Your goal: Scan the lines below; pull out those with "entries".

· · · · · · ·

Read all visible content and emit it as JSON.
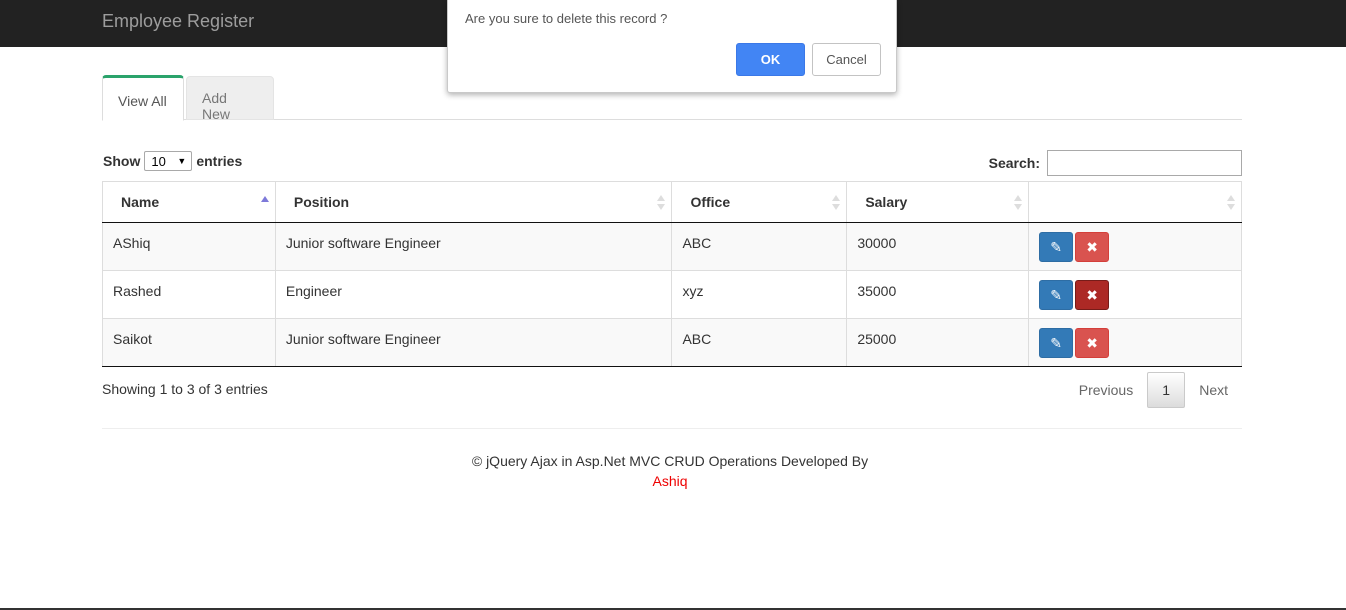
{
  "navbar": {
    "brand": "Employee Register"
  },
  "tabs": [
    {
      "label": "View All",
      "active": true
    },
    {
      "label": "Add New",
      "active": false
    }
  ],
  "table_controls": {
    "show_label": "Show",
    "page_size": "10",
    "entries_label": "entries",
    "search_label": "Search:",
    "search_value": ""
  },
  "table": {
    "columns": [
      "Name",
      "Position",
      "Office",
      "Salary",
      ""
    ],
    "sorted_column": "Name",
    "rows": [
      {
        "name": "AShiq",
        "position": "Junior software Engineer",
        "office": "ABC",
        "salary": "30000"
      },
      {
        "name": "Rashed",
        "position": "Engineer",
        "office": "xyz",
        "salary": "35000"
      },
      {
        "name": "Saikot",
        "position": "Junior software Engineer",
        "office": "ABC",
        "salary": "25000"
      }
    ]
  },
  "pagination": {
    "info": "Showing 1 to 3 of 3 entries",
    "previous": "Previous",
    "current": "1",
    "next": "Next"
  },
  "footer": {
    "text": "© jQuery Ajax in Asp.Net MVC CRUD Operations Developed By",
    "author": "Ashiq"
  },
  "dialog": {
    "message": "Are you sure to delete this record ?",
    "ok": "OK",
    "cancel": "Cancel"
  },
  "icons": {
    "edit": "pencil-icon",
    "delete": "times-icon"
  },
  "colors": {
    "accent_tab": "#2aa36b",
    "edit_button": "#337ab7",
    "delete_button": "#d9534f",
    "ok_button": "#4285f4",
    "author_link": "#ee0000"
  }
}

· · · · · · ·

Your solution:
    "entries_label": "entries",
    "info": "Showing 1 to 3 of 3 entries",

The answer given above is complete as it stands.